Donald Trump’s mastery over the media is so acute that when he boycotted the Fox News Republican debate on January 28, Fox was the one that suffered.
The debate had the second smallest audience of the seven primary debates and only around half of what Fox scored with its first debate in August.
Trump had boasted that the event would be a “total disaster” when he withdrew after a spat with a Fox news anchor called Megan Kelly.
That wasn’t entirely true. It was still the most watched program on prime time, according to Nielsen data.
But it did suffer from Trump’s absence. Janet Guyon, former editor-in-chief of TheStreet, has said in an op-ed on Quartz that lower ratings will likely translate to lower revenue for Fox.
She said that when she was at TheStreet.com, she noticed Trump would spike in Google searches, even when stories about him contained nothing new.
“Traffic to stories about Trump, even if they contained no substantive new information or a comment from the candidate himself, was running some 10 times higher than that of any other candidate,” Guyon said.
Gunyon pointed out that if a website earns $20 for a thousand page views, it can make $20,000 on the page views of a story about Trump, compared to $2000 on a story about other candidates.
The story generates more page views, which menas that it also appears higher in Google's search rankings, and gets clicked on even more.
Donald Trump's most controversial quotes
Donald Trump's most controversial quotes
1/14 On Isis:
"Some of the candidates, they went in and didn’t know the air conditioner didn’t work and sweated like dogs, and they didn’t know the room was too big because they didn’t have anybody there. How are they going to beat ISIS?"
2/14 On immigration:
"I will build a great wall — and nobody builds walls better than me, believe me —and I’ll build them very inexpensively. I will build a great, great wall on our southern border, and I will make Mexico pay for that wall. Mark my words."
3/14 On Free Trade:
"Free trade is terrible. Free trade can be wonderful if you have smart people. But we have stupid people."
PAUL J. RICHARDS | AFP | Getty Images
4/14 On Mexicans:
"When Mexico sends its people, they’re not sending their best. They’re sending people that have lots of problems. They’re bringing drugs. They’re bringing crime. They’re rapists."
5/14 On China:
"I just sold an apartment for $15 million to somebody from China. Am I supposed to dislike them?... I love China. The biggest bank in the world is from China. You know where their United States headquarters is located? In this building, in Trump Tower."
6/14 On work:
"If you're interested in 'balancing' work and pleasure, stop trying to balance them. Instead make your work more pleasurable."
7/14 On success:
"What separates the winners from the losers is how a person reacts to each new twist of fate."
8/14 On life:
"Everything in life is luck."
9/14 On ambition:
"You have to think anyway, so why not think big?"
10/14 On his opponents:
"Bush is totally in favour of Common Core. I don't see how he can possibly get the nomination. He's weak on immigration.
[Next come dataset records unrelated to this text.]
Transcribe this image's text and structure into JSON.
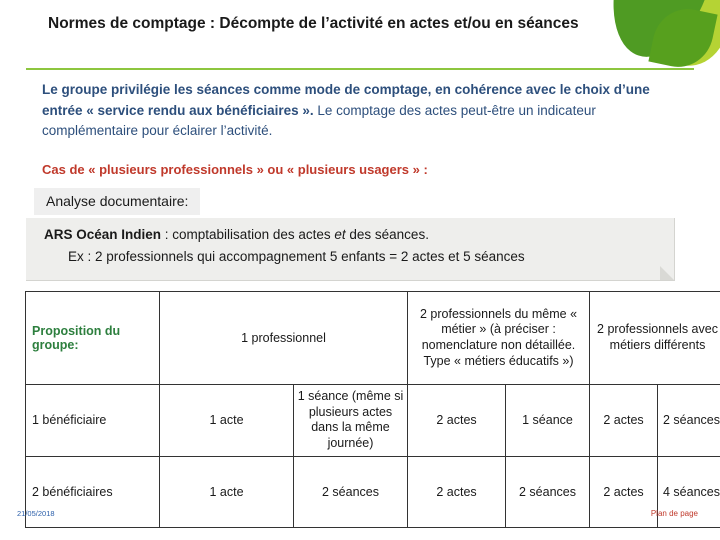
{
  "slide": {
    "title": "Normes de comptage : Décompte de l’activité en actes et/ou en séances",
    "intro_bold": "Le groupe privilégie les séances comme mode de comptage, en cohérence avec le choix d’une entrée « service rendu aux bénéficiaires ».",
    "intro_rest": " Le comptage des actes peut-être un indicateur complémentaire pour éclairer l’activité.",
    "subtitle_red": "Cas de « plusieurs professionnels » ou « plusieurs usagers » :",
    "analyse_label": "Analyse documentaire:",
    "example_source": "ARS Océan Indien",
    "example_text_1": " : comptabilisation des actes ",
    "example_text_italic": "et",
    "example_text_2": " des séances.",
    "example_line2": "Ex : 2 professionnels qui accompagnement 5 enfants = 2 actes et 5 séances"
  },
  "table": {
    "header": {
      "proposition_label": "Proposition du groupe:",
      "col_1_professionnel": "1 professionnel",
      "col_2_meme_metier": "2 professionnels du même « métier » (à préciser : nomenclature non détaillée. Type « métiers éducatifs »)",
      "col_2_metiers_diff": "2 professionnels avec métiers différents"
    },
    "rows": [
      {
        "label": "1 bénéficiaire",
        "c1": "1 acte",
        "c2": "1 séance (même si plusieurs actes dans la même journée)",
        "c3": "2 actes",
        "c4": "1 séance",
        "c5": "2 actes",
        "c6": "2 séances"
      },
      {
        "label": "2 bénéficiaires",
        "c1": "1 acte",
        "c2": "2 séances",
        "c3": "2 actes",
        "c4": "2 séances",
        "c5": "2 actes",
        "c6": "4 séances"
      }
    ]
  },
  "footer": {
    "date": "21/05/2018",
    "link": "Plan de page"
  }
}
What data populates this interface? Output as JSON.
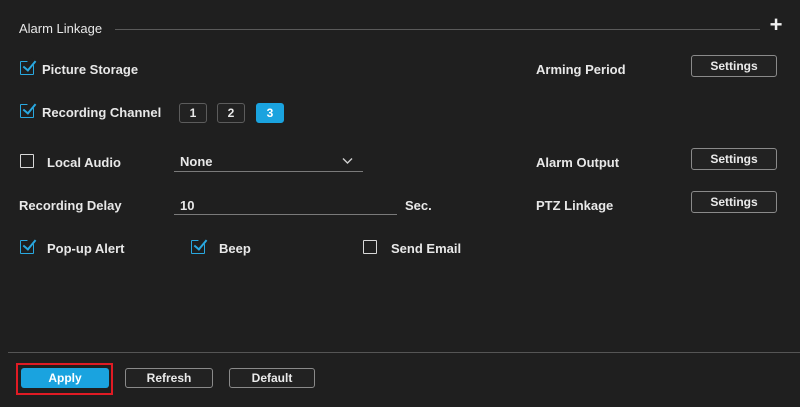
{
  "section": {
    "title": "Alarm Linkage"
  },
  "picture_storage": {
    "label": "Picture Storage",
    "checked": true
  },
  "recording_channel": {
    "label": "Recording Channel",
    "checked": true,
    "channels": [
      "1",
      "2",
      "3"
    ],
    "active": "3"
  },
  "local_audio": {
    "label": "Local Audio",
    "checked": false,
    "value": "None"
  },
  "recording_delay": {
    "label": "Recording Delay",
    "value": "10",
    "unit": "Sec."
  },
  "popup_alert": {
    "label": "Pop-up Alert",
    "checked": true
  },
  "beep": {
    "label": "Beep",
    "checked": true
  },
  "send_email": {
    "label": "Send Email",
    "checked": false
  },
  "arming_period": {
    "label": "Arming Period",
    "button": "Settings"
  },
  "alarm_output": {
    "label": "Alarm Output",
    "button": "Settings"
  },
  "ptz_linkage": {
    "label": "PTZ Linkage",
    "button": "Settings"
  },
  "footer": {
    "apply": "Apply",
    "refresh": "Refresh",
    "default": "Default"
  },
  "colors": {
    "accent": "#1aa3df",
    "highlight": "#e01b24",
    "background": "#1f1f1f"
  }
}
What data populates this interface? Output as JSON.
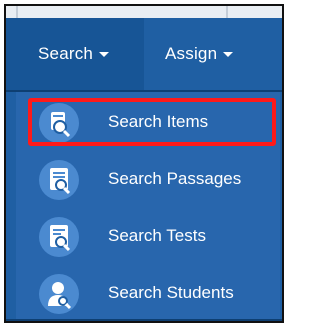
{
  "navbar": {
    "items": [
      {
        "label": "Search"
      },
      {
        "label": "Assign"
      }
    ]
  },
  "search_menu": {
    "items": [
      {
        "label": "Search Items",
        "icon": "search-items-icon",
        "highlighted": true
      },
      {
        "label": "Search Passages",
        "icon": "search-passages-icon"
      },
      {
        "label": "Search Tests",
        "icon": "search-tests-icon"
      },
      {
        "label": "Search Students",
        "icon": "search-students-icon"
      }
    ]
  },
  "colors": {
    "navbar_bg": "#1f5fa3",
    "active_nav_bg": "#175596",
    "menu_bg": "#2866ad",
    "icon_circle": "#4b8ad0",
    "highlight_border": "#ff1a1a",
    "text": "#ffffff"
  }
}
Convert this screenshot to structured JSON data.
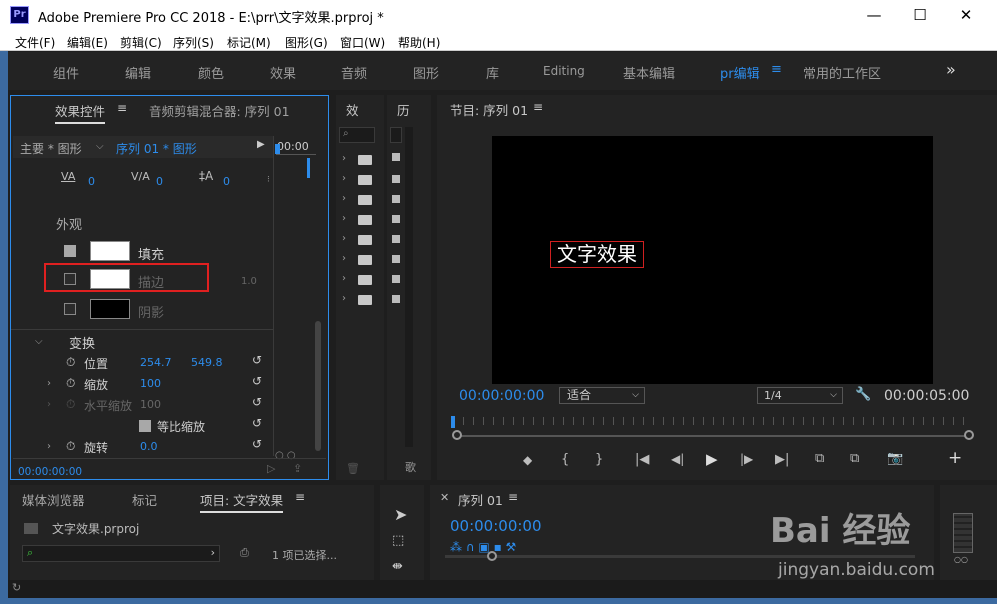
{
  "window": {
    "app_icon": "Pr",
    "title": "Adobe Premiere Pro CC 2018 - E:\\prr\\文字效果.prproj *",
    "min": "—",
    "max": "☐",
    "close": "✕"
  },
  "menu": [
    "文件(F)",
    "编辑(E)",
    "剪辑(C)",
    "序列(S)",
    "标记(M)",
    "图形(G)",
    "窗口(W)",
    "帮助(H)"
  ],
  "workspaces": [
    "组件",
    "编辑",
    "颜色",
    "效果",
    "音频",
    "图形",
    "库",
    "Editing",
    "基本编辑",
    "pr编辑",
    "常用的工作区"
  ],
  "workspace_active": "pr编辑",
  "effect_controls": {
    "tab": "效果控件",
    "tab2": "音频剪辑混合器: 序列 01",
    "source": "主要 * 图形",
    "sequence": "序列 01 * 图形",
    "timecode_head": "00:00",
    "tracking_val": "0",
    "kerning_val": "0",
    "leading_val": "0",
    "appearance": "外观",
    "fill_label": "填充",
    "stroke_label": "描边",
    "stroke_width": "1.0",
    "shadow_label": "阴影",
    "transform": "变换",
    "position_label": "位置",
    "pos_x": "254.7",
    "pos_y": "549.8",
    "scale_label": "缩放",
    "scale_val": "100",
    "hscale_label": "水平缩放",
    "hscale_val": "100",
    "uniform_label": "等比缩放",
    "rotation_label": "旋转",
    "rotation_val": "0.0",
    "footer_tc": "00:00:00:00"
  },
  "effects_panel": {
    "tab": "效",
    "history_tab": "历",
    "bottom_tab": "歌"
  },
  "program": {
    "title": "节目: 序列 01",
    "overlay_text": "文字效果",
    "timecode": "00:00:00:00",
    "fit": "适合",
    "res": "1/4",
    "duration": "00:00:05:00"
  },
  "project": {
    "tabs": [
      "媒体浏览器",
      "标记",
      "项目: 文字效果"
    ],
    "file": "文字效果.prproj",
    "selected": "1 项已选择..."
  },
  "timeline": {
    "title": "序列 01",
    "timecode": "00:00:00:00"
  },
  "colors": {
    "accent": "#2d8ceb",
    "highlight": "#e02020"
  },
  "watermark": {
    "brand": "Bai 经验",
    "url": "jingyan.baidu.com"
  }
}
He's in favour of Common Core. How the hell can you vote for this guy? You just can't do it."
11/14 On Obamacare:
"You have to be hit by a tractor, literally, a tractor, to use it, because the deductibles are so high. It's virtually useless. And remember the $5 billion web site?... I have so many web sites, I have them all over the place. I hire people, they do a web site. It costs me $3."
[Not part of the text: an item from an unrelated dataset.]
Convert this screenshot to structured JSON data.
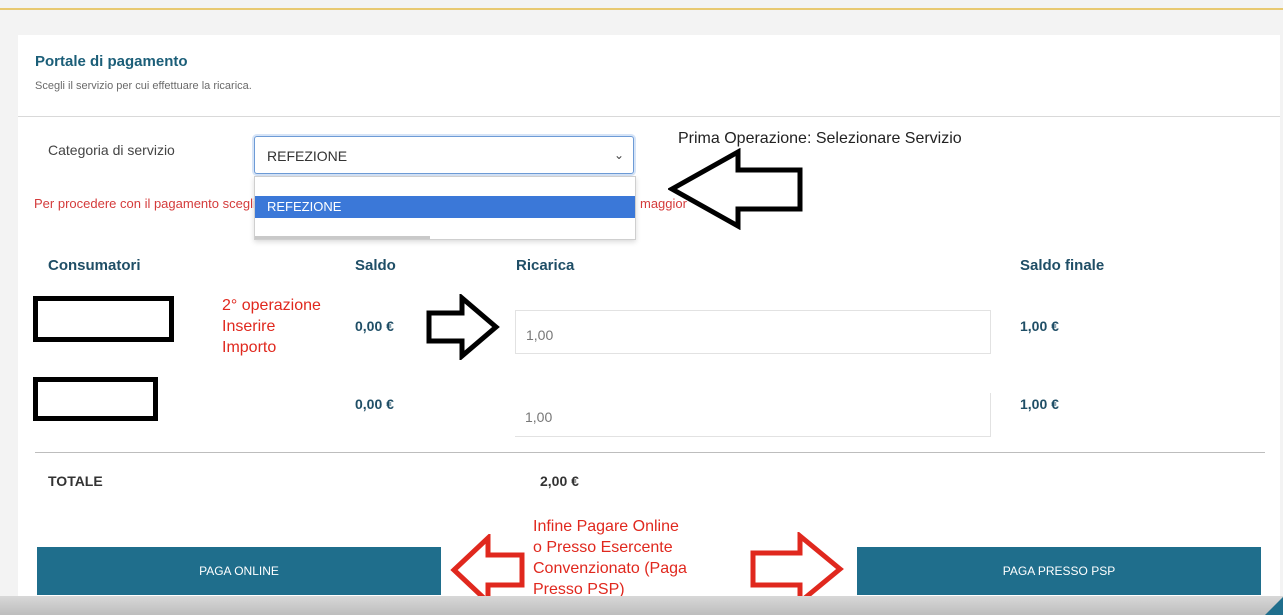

12/14 On Barack Obama:
"Obama is going to be out playing golf. He might be on one of my courses. I would invite him. I have the best courses in the world. I have one right next to the White House."
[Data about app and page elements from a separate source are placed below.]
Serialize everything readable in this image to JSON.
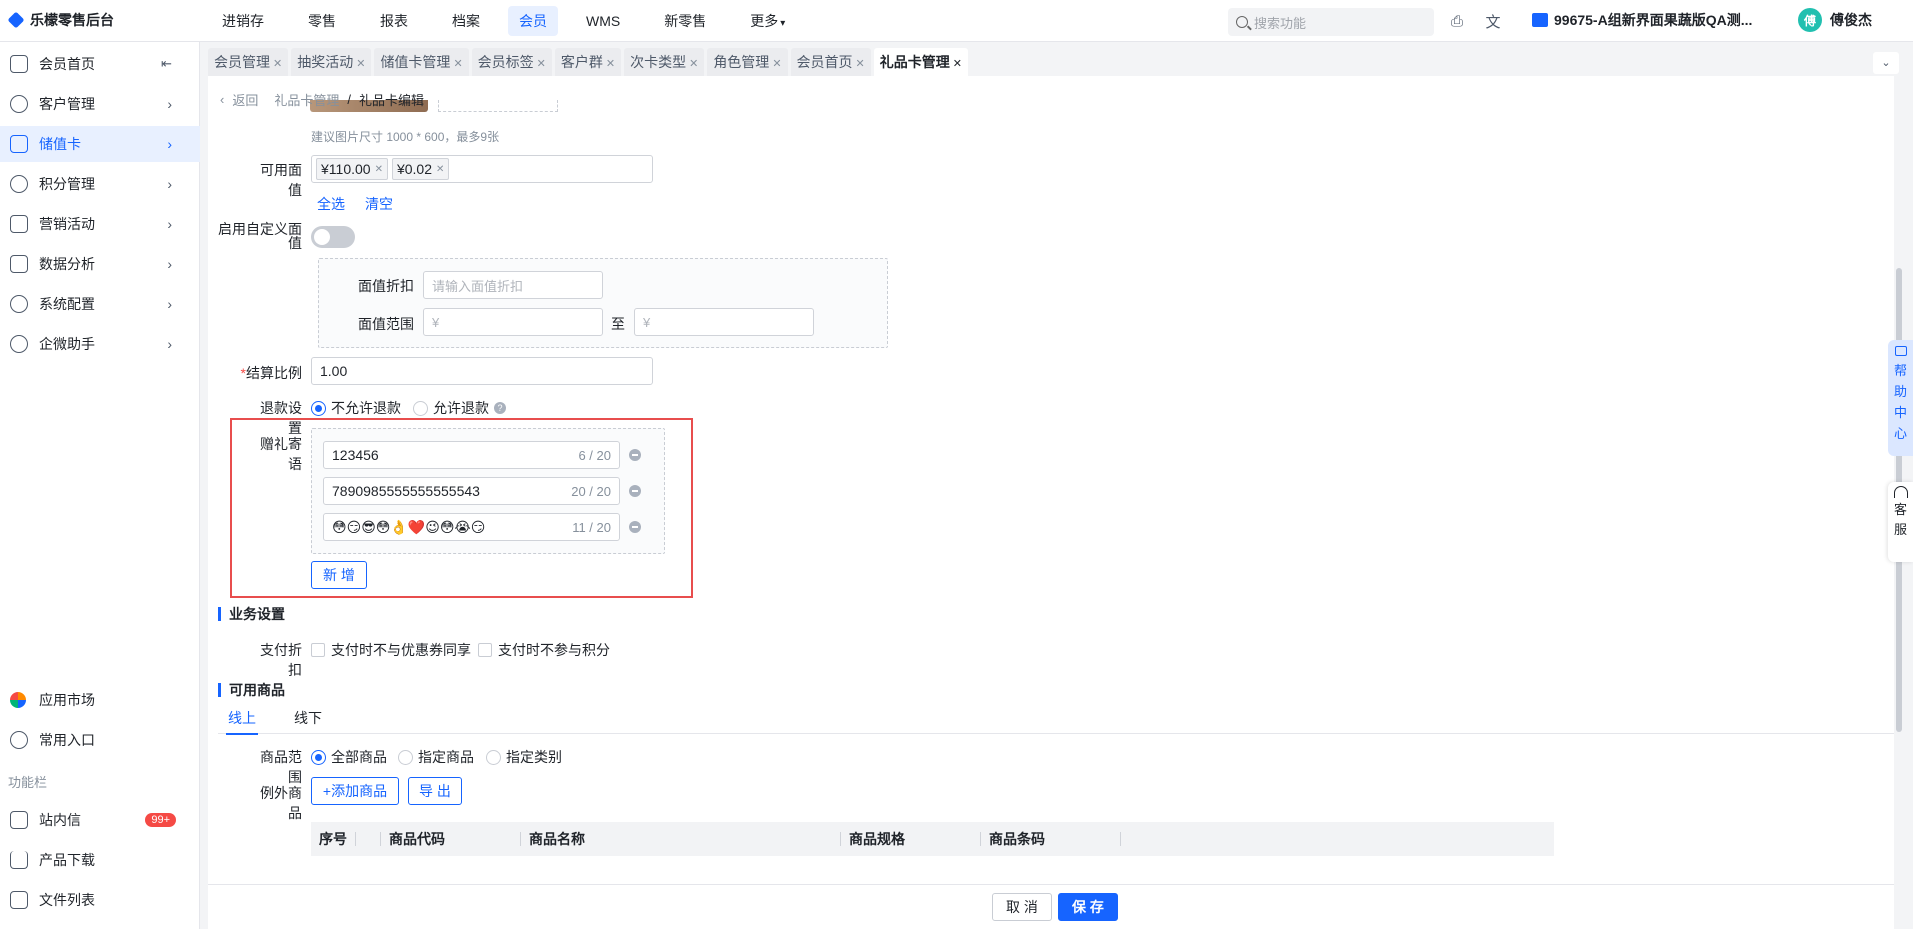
{
  "app": {
    "title": "乐檬零售后台"
  },
  "topnav": [
    {
      "label": "进销存"
    },
    {
      "label": "零售"
    },
    {
      "label": "报表"
    },
    {
      "label": "档案"
    },
    {
      "label": "会员"
    },
    {
      "label": "WMS"
    },
    {
      "label": "新零售"
    },
    {
      "label": "更多"
    }
  ],
  "topbar": {
    "search_placeholder": "搜索功能",
    "store": "99675-A组新界面果蔬版QA测...",
    "avatar_char": "傅",
    "user": "傅俊杰"
  },
  "sidebar": {
    "items": [
      {
        "label": "会员首页"
      },
      {
        "label": "客户管理"
      },
      {
        "label": "储值卡"
      },
      {
        "label": "积分管理"
      },
      {
        "label": "营销活动"
      },
      {
        "label": "数据分析"
      },
      {
        "label": "系统配置"
      },
      {
        "label": "企微助手"
      }
    ],
    "bottom": [
      {
        "label": "应用市场"
      },
      {
        "label": "常用入口"
      }
    ],
    "section_label": "功能栏",
    "tools": [
      {
        "label": "站内信",
        "badge": "99+"
      },
      {
        "label": "产品下载"
      },
      {
        "label": "文件列表"
      }
    ]
  },
  "tabs": [
    {
      "label": "会员管理"
    },
    {
      "label": "抽奖活动"
    },
    {
      "label": "储值卡管理"
    },
    {
      "label": "会员标签"
    },
    {
      "label": "客户群"
    },
    {
      "label": "次卡类型"
    },
    {
      "label": "角色管理"
    },
    {
      "label": "会员首页"
    },
    {
      "label": "礼品卡管理"
    }
  ],
  "breadcrumb": {
    "back": "返回",
    "parent": "礼品卡管理",
    "sep": "/",
    "current": "礼品卡编辑"
  },
  "form": {
    "image_hint": "建议图片尺寸 1000 * 600，最多9张",
    "face_value_label": "可用面值",
    "face_values": [
      "¥110.00",
      "¥0.02"
    ],
    "select_all": "全选",
    "clear": "清空",
    "custom_face_label_1": "启用自定义面",
    "custom_face_label_2": "值",
    "discount_label": "面值折扣",
    "discount_placeholder": "请输入面值折扣",
    "range_label": "面值范围",
    "range_from_prefix": "¥",
    "range_to": "至",
    "range_to_prefix": "¥",
    "settle_required": "*",
    "settle_label": "结算比例",
    "settle_value": "1.00",
    "refund_label": "退款设置",
    "refund_no": "不允许退款",
    "refund_yes": "允许退款",
    "refund_help": "?",
    "gift_label": "赠礼寄语",
    "gift_messages": [
      {
        "text": "123456",
        "count": "6 / 20"
      },
      {
        "text": "7890985555555555543",
        "count": "20 / 20"
      },
      {
        "text": "😳😏😎😳👌❤️😉😳😭😏",
        "count": "11 / 20"
      }
    ],
    "add_button": "新 增"
  },
  "business": {
    "title": "业务设置",
    "pay_discount_label": "支付折扣",
    "opt1": "支付时不与优惠券同享",
    "opt2": "支付时不参与积分"
  },
  "goods": {
    "title": "可用商品",
    "tab_online": "线上",
    "tab_offline": "线下",
    "scope_label": "商品范围",
    "scope_all": "全部商品",
    "scope_specific": "指定商品",
    "scope_category": "指定类别",
    "exception_label": "例外商品",
    "add_goods": "+添加商品",
    "export": "导 出",
    "columns": [
      "序号",
      "",
      "商品代码",
      "商品名称",
      "商品规格",
      "商品条码"
    ]
  },
  "footer": {
    "cancel": "取 消",
    "save": "保 存"
  },
  "float": {
    "help": [
      "帮",
      "助",
      "中",
      "心"
    ],
    "service": [
      "客",
      "服"
    ]
  },
  "colors": {
    "primary": "#1664ff",
    "highlight": "#e84d4d"
  }
}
13/14 On himself:
"Love him or hate him, Trump is a man who is certain about what he wants and sets out to get it, no holds barred. Women find his power almost as much of a turn-on as his money."
14/14 On America:
"The American Dream is dead. But if I get elected president I will bring it back bigger and better and stronger than ever before and we will make America great again."
It’s part of a cycle whereby news outlets write more about Trump because they make more money out of Trump, but they make more money out of Trump because more people are writing about him.
Trump laid out his media strategy nearly 30 years ago in his 1987 business memoir, Trump: The Art of the Deal.
But it is perfectly suited to the present.
These are excerpts from Trump's "The Art of the Deal," pub.1987. Feels like an appropriate time to share pic.twitter.com/wwWSobKGze— Sage Boggs (@sageboggs) December 8, 2015
“One thing I've learned about the press is that they're always hungry for a good story, and the more sensational the better … If you are a little different, or a little outrageous, or if you do things that are bold or controversial, the press is going to write about you,” he wrote.
The press might be hungry for a good story, but most digital outlets are hungrier still for traffic.